Entries shown:
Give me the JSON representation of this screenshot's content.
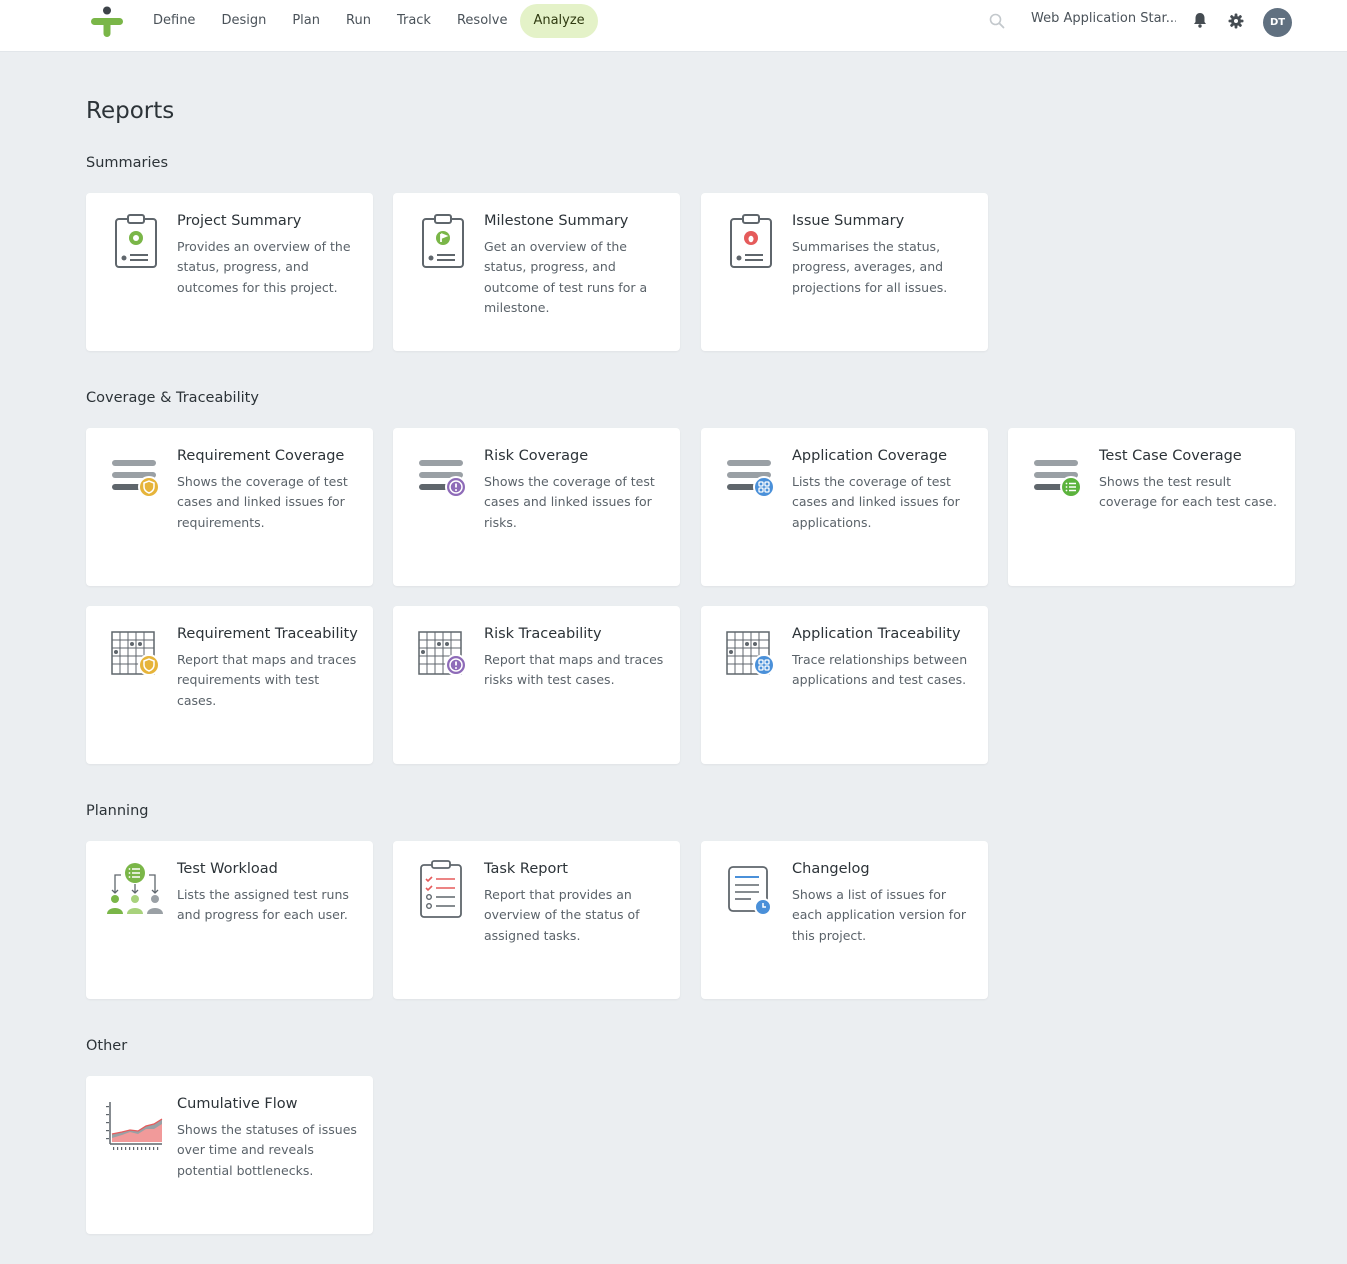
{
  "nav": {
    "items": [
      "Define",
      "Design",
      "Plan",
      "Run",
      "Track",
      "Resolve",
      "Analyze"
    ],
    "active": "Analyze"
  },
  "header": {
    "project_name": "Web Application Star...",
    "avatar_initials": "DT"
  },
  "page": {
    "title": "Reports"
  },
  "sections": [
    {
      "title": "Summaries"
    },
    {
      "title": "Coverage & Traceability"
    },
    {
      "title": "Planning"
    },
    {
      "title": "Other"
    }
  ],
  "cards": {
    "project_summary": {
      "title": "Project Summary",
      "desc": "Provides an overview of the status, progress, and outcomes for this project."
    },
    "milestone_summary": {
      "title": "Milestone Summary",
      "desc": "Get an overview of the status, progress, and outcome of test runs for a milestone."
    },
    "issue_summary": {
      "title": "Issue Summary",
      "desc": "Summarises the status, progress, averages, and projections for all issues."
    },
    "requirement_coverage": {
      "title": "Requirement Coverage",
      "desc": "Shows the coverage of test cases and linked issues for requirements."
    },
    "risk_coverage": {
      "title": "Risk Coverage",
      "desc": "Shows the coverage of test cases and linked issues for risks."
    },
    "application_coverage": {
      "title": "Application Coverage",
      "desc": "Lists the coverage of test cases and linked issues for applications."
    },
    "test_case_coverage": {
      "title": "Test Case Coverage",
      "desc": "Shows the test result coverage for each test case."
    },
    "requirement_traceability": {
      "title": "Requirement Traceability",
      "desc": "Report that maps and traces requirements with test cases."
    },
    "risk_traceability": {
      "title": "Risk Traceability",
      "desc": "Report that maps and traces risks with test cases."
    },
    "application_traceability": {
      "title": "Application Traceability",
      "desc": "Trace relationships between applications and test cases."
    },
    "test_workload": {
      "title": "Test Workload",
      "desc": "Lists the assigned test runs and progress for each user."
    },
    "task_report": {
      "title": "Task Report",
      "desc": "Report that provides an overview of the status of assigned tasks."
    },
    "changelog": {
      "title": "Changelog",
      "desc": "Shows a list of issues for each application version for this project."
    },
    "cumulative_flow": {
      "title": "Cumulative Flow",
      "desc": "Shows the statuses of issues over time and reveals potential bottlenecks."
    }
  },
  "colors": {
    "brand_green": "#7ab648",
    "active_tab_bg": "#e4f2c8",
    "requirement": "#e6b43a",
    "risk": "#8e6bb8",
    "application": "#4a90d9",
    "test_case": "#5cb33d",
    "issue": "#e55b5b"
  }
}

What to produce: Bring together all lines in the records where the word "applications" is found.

Result of this task:
      "desc": "Lists the coverage of test cases and linked issues for applications."
      "desc": "Trace relationships between applications and test cases."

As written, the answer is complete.